> _TASK GOAL_
Filter these entries, keeping only lines that hold the word "comments".

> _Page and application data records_
****************************************

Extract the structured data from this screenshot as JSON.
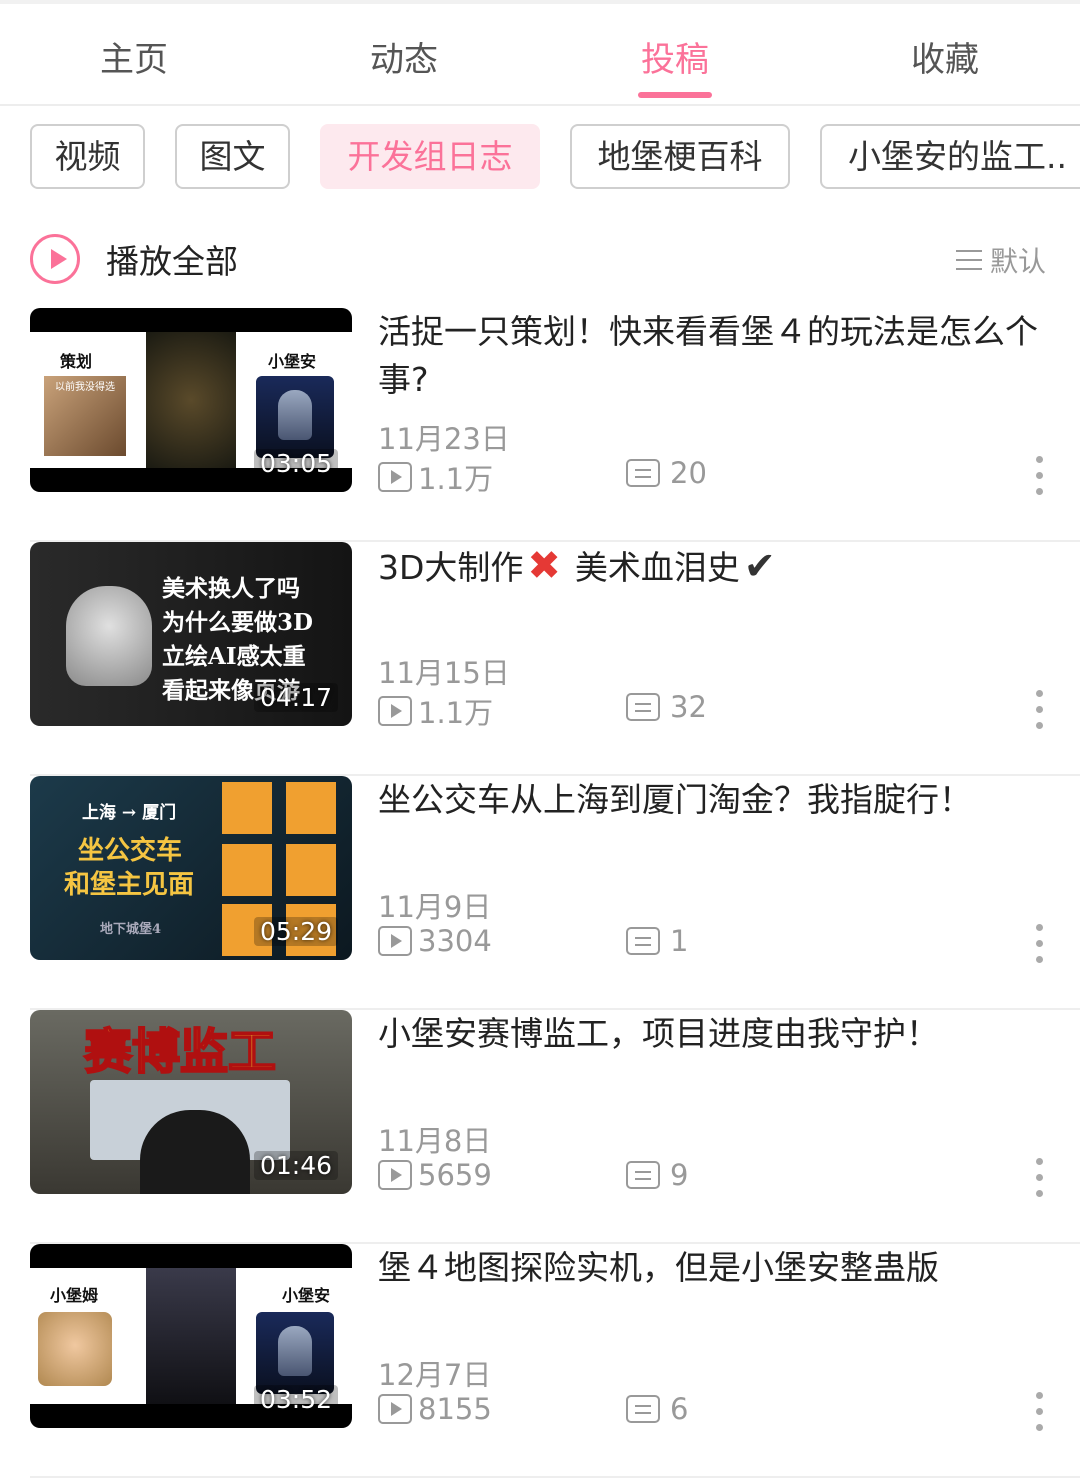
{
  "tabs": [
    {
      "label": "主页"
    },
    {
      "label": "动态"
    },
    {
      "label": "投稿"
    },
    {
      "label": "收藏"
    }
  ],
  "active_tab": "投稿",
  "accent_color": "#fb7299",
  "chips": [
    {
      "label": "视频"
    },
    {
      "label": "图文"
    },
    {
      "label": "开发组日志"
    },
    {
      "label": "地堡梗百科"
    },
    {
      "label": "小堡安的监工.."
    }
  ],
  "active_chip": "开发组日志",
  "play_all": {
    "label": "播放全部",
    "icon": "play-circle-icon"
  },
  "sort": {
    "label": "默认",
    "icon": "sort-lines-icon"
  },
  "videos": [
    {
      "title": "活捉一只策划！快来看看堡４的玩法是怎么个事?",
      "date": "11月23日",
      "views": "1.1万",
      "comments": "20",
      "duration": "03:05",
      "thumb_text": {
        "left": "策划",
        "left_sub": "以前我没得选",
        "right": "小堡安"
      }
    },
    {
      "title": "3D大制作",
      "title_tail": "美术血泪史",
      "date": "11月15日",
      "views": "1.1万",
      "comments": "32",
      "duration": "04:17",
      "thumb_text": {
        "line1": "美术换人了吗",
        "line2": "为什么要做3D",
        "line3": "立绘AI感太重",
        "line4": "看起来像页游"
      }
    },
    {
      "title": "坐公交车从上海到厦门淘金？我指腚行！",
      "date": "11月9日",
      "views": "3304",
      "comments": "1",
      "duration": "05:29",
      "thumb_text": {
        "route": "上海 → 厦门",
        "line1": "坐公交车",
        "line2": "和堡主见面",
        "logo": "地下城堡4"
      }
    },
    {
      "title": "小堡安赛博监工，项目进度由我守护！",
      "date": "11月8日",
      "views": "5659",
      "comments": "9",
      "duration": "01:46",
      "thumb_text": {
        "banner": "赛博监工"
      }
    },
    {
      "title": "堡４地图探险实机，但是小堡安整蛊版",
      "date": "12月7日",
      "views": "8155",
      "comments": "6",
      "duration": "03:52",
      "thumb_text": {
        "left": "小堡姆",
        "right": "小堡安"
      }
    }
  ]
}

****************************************

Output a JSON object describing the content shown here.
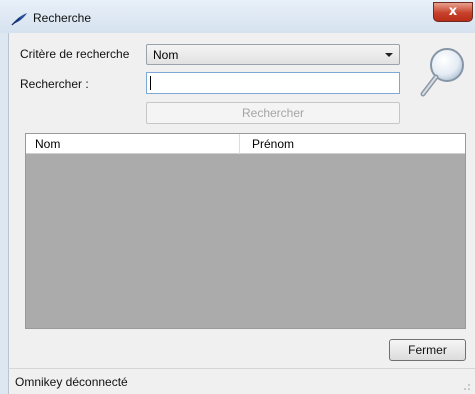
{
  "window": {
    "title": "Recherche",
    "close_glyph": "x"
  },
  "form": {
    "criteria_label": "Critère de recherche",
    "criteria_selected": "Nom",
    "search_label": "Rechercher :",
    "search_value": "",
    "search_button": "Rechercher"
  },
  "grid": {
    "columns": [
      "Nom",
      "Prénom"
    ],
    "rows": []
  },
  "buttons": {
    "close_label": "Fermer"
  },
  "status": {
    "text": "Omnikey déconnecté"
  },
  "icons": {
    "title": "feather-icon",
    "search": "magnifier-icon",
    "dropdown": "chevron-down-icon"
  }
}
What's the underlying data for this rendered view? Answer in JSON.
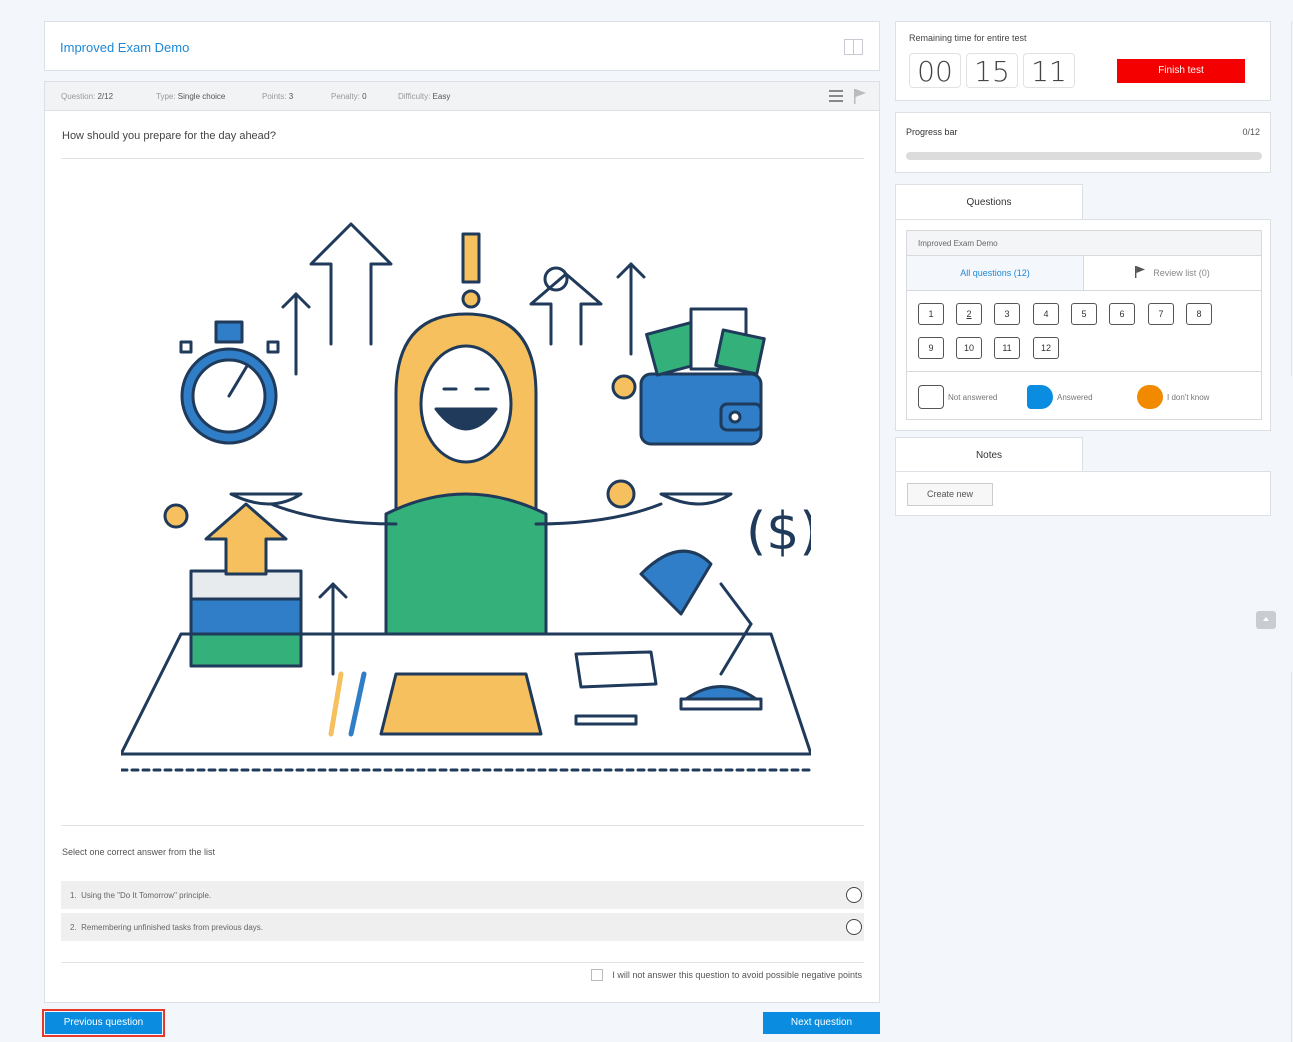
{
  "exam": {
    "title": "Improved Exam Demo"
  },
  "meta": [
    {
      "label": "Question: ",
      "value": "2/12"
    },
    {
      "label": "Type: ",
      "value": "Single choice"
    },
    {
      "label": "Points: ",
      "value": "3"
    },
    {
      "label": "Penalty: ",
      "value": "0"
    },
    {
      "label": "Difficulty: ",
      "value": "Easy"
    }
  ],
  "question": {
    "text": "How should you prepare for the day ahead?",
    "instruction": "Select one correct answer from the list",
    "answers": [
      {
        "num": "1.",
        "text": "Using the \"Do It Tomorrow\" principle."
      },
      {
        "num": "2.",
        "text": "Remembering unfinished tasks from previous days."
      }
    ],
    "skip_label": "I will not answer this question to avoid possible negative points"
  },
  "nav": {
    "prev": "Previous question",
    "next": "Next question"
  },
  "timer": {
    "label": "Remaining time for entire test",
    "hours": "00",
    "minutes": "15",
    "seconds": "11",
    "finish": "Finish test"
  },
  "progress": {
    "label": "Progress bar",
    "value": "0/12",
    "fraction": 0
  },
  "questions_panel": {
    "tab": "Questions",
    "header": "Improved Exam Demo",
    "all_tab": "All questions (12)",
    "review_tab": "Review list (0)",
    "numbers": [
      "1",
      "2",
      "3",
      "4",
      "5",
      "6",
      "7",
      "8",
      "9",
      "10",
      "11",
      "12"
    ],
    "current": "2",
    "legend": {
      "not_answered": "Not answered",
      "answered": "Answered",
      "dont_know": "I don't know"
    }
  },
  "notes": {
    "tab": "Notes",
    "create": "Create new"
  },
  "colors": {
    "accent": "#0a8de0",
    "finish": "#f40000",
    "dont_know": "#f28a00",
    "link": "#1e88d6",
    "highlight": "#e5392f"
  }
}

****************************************

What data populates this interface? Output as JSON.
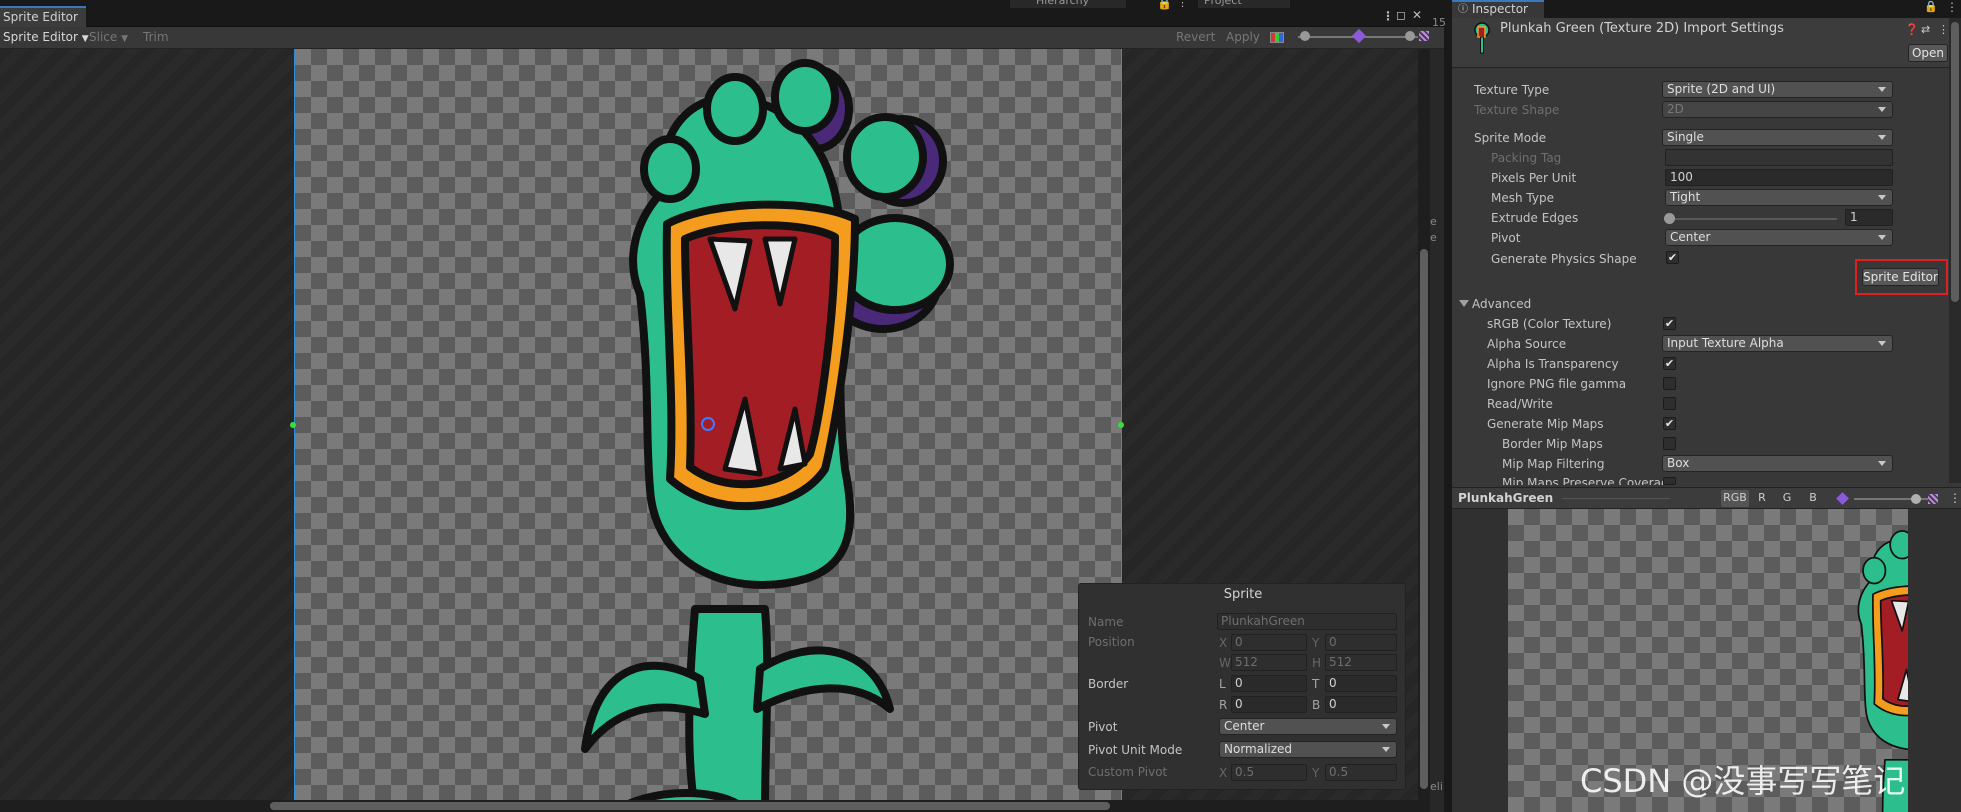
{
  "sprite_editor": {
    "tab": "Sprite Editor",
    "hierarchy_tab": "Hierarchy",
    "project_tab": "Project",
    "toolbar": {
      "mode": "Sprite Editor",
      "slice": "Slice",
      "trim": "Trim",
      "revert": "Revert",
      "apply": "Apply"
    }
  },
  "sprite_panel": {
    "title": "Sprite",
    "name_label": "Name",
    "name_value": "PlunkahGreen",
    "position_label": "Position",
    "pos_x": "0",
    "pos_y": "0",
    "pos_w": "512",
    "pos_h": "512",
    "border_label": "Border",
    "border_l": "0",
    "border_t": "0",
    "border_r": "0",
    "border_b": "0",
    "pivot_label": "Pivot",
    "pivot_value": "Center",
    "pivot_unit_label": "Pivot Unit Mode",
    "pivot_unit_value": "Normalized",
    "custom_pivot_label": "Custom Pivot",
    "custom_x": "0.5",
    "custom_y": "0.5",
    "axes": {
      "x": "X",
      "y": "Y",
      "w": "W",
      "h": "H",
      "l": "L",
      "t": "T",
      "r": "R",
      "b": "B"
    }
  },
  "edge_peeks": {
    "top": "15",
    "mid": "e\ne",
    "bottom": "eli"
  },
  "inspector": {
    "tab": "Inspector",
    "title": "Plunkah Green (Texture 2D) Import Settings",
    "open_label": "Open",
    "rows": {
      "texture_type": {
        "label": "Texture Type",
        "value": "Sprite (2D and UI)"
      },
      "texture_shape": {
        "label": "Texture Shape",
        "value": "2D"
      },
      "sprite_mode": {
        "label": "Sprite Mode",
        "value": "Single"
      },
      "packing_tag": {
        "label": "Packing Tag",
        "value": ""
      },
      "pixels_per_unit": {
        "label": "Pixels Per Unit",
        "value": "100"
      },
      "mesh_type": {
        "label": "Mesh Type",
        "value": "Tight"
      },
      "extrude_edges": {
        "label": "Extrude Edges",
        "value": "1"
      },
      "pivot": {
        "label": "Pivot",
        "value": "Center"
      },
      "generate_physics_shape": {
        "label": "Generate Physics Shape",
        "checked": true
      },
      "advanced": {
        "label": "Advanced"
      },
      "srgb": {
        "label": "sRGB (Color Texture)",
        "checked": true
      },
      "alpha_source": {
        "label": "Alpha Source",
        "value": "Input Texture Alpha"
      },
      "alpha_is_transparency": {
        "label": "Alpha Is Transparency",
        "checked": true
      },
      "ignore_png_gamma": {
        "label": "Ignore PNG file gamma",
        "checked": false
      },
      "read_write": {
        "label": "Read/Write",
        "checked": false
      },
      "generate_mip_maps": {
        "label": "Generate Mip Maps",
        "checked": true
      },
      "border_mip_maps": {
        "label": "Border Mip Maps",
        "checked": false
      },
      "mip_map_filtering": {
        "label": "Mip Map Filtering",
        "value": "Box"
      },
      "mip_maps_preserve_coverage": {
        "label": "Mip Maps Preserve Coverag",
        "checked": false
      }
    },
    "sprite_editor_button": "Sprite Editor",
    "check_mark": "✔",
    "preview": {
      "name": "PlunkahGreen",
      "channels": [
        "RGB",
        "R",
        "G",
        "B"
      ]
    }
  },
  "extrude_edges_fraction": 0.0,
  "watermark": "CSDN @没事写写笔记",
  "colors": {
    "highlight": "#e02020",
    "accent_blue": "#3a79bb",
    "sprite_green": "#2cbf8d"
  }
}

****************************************

> _RESULT_
      "comments": "20",
      "comments": "32",
      "comments": "1",
      "comments": "9",
      "comments": "6",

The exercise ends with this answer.